On a scale of one to 10, American readiness to deflect a major cyber-attack on its infrastructure is “around three,” head of the National Security Agency and the US Cyber Command said in a rare speech at a hacker conference.
General Keith B. Alexander was attending on Thursday the Aspen Security Forum at the Aspen Institute, a major cyber-security event held for the 20th time this year.
The general said the US saw a 17-fold increase in computer attacks on its power grids, water utilities and other key facilities between 2009 and 2011. He said criminal gangs, hackers and foreign nations were responsible for the attacks.
The collective blame for the weakness lies with both the government and the IT industry, he said, even though it was the rapid development of technology that put America at cyber risk. He called for the two groups to work better as a team to address the issue.
Alexander advocated the passage of legislation, which would enable the NSA to set security standards for information infrastructure. The general expects “voluntary incentivized [sic] compliance” of those future standards. Earlier some civil rights croups expressed concerns about some of the cyber bills currently under consideration in the Congress over possible adverse effect on privacy they may cause.
As compared to the defensive part, Alexander said the US is “a little bit better” prepared to take military cyber action against possible targets. He said Cyber Command did perform those and that it is up to the president to decide on carrying out such operations.

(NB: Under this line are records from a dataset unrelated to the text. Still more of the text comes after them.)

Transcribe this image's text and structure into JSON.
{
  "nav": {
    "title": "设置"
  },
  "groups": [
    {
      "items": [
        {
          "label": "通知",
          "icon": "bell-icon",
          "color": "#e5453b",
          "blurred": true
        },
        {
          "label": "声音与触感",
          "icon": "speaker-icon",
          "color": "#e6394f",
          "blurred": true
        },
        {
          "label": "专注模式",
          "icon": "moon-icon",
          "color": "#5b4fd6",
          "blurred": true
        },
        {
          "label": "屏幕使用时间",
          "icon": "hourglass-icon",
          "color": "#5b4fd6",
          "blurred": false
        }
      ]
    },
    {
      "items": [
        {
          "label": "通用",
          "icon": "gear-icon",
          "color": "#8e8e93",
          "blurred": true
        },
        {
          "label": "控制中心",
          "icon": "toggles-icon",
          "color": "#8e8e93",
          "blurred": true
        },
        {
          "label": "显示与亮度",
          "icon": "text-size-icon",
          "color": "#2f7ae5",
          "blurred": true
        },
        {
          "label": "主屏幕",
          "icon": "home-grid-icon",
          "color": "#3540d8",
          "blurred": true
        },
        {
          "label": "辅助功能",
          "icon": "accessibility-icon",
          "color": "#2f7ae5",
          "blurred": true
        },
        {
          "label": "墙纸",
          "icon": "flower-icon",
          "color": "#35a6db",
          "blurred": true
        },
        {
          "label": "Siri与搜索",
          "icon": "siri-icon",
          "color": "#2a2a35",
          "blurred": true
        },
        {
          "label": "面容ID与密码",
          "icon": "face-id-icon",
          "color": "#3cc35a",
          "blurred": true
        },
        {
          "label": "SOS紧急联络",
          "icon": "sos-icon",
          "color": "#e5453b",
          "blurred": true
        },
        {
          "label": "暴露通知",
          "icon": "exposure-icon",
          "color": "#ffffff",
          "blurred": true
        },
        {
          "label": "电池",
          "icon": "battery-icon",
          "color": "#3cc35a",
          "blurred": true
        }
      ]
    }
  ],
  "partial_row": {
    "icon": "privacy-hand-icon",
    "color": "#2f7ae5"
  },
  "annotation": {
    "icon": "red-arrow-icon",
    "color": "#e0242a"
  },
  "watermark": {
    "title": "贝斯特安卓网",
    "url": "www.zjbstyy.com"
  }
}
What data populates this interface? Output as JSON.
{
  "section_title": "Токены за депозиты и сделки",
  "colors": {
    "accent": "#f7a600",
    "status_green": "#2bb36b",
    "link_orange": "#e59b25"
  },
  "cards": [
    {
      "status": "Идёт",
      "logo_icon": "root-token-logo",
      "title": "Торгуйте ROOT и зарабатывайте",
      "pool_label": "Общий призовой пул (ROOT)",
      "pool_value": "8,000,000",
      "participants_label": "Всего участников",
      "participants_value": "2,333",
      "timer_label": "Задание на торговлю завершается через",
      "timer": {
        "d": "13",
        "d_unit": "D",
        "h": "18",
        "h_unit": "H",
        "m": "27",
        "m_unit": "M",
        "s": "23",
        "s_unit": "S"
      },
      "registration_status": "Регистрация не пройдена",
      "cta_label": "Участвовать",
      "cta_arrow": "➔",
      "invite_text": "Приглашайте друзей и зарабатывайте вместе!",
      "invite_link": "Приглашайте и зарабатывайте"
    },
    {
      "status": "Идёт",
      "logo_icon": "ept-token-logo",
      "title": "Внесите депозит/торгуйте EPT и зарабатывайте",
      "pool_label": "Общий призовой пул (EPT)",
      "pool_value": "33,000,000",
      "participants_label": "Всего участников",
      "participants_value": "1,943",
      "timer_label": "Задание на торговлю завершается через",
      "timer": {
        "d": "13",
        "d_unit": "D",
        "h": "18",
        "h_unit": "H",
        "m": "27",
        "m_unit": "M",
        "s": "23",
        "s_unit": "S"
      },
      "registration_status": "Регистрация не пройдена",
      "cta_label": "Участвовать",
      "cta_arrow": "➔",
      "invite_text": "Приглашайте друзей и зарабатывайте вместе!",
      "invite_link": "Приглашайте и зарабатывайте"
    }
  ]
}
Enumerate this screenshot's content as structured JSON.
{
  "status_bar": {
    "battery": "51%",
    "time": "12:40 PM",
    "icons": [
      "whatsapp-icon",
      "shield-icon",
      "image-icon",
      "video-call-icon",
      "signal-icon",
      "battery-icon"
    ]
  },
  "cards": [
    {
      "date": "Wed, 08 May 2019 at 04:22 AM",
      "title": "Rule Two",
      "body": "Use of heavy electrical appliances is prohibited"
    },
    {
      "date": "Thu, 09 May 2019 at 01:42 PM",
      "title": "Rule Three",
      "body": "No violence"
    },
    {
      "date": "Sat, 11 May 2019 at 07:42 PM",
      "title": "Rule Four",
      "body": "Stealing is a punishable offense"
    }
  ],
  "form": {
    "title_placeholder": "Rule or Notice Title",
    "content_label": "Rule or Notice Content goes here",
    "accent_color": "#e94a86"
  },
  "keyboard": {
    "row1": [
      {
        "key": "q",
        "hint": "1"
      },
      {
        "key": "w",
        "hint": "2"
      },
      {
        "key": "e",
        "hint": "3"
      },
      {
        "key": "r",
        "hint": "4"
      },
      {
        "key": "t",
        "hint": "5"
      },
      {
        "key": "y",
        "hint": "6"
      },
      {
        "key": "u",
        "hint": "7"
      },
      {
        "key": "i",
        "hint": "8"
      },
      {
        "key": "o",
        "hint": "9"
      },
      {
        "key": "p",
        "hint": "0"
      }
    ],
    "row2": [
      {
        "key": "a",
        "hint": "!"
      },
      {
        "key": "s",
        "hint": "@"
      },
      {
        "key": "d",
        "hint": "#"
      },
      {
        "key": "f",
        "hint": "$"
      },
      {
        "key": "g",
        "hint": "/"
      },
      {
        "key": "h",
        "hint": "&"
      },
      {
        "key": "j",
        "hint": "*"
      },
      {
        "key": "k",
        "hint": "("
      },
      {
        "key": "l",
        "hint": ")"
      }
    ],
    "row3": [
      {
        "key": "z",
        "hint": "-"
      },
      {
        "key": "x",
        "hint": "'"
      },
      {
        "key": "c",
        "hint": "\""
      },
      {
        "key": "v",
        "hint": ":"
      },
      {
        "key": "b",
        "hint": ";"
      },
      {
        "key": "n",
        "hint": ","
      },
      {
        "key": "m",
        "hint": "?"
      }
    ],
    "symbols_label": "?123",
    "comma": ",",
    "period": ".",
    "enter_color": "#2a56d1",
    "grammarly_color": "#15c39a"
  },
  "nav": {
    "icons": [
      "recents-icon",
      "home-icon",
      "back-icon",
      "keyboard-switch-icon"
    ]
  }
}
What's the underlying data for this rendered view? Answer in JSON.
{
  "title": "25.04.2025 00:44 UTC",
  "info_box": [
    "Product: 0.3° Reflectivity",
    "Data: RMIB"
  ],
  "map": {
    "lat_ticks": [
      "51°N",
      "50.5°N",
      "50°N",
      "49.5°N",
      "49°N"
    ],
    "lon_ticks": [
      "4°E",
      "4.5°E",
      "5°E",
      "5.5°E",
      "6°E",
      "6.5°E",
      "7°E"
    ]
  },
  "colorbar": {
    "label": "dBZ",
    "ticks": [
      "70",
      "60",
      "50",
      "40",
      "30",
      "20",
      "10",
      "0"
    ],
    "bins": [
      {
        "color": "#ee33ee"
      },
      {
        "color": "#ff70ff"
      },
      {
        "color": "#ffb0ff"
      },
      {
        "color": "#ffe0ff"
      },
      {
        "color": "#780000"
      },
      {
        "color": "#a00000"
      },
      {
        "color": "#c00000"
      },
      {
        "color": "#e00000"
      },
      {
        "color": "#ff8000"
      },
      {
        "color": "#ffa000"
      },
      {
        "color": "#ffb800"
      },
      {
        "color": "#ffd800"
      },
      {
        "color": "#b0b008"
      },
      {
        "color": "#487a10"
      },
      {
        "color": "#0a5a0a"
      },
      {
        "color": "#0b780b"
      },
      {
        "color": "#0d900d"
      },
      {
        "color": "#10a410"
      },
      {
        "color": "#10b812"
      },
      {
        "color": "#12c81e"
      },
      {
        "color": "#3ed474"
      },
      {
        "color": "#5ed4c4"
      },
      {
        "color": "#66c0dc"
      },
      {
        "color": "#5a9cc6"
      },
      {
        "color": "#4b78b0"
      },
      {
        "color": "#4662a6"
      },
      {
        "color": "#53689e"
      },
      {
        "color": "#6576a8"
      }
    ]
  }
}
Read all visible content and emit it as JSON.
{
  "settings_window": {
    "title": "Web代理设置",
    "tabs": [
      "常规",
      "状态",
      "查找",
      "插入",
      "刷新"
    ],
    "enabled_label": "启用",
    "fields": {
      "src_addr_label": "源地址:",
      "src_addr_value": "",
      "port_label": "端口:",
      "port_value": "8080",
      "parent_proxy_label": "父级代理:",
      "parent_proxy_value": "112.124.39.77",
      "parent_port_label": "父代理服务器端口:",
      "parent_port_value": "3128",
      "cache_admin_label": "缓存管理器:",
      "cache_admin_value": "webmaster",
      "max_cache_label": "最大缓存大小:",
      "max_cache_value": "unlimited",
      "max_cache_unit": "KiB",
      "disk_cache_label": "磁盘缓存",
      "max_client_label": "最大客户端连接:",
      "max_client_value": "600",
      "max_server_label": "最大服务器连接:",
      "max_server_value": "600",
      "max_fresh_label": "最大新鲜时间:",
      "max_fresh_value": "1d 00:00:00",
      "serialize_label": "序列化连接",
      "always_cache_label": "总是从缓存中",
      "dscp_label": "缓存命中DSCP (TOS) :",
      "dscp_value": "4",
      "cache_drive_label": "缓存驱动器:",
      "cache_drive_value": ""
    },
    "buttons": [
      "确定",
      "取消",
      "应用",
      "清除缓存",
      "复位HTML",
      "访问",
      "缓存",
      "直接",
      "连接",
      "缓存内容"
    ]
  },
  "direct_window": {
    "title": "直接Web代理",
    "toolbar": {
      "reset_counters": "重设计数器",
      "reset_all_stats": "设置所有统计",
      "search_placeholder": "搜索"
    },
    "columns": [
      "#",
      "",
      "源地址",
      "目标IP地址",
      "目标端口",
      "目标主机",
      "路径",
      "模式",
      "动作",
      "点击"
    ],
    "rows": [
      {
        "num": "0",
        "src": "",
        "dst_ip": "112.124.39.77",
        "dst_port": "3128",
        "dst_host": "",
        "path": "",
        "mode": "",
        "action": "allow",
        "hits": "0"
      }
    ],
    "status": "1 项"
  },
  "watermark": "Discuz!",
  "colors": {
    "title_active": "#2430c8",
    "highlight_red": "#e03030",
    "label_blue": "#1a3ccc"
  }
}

At the same time he declined to comment on whether the US is behind StuxNet virus, which damaged Iranian uranium-enrichment facilities, and the Flame virus, which was engaged in a major sophisticated spying operation in the Middle East.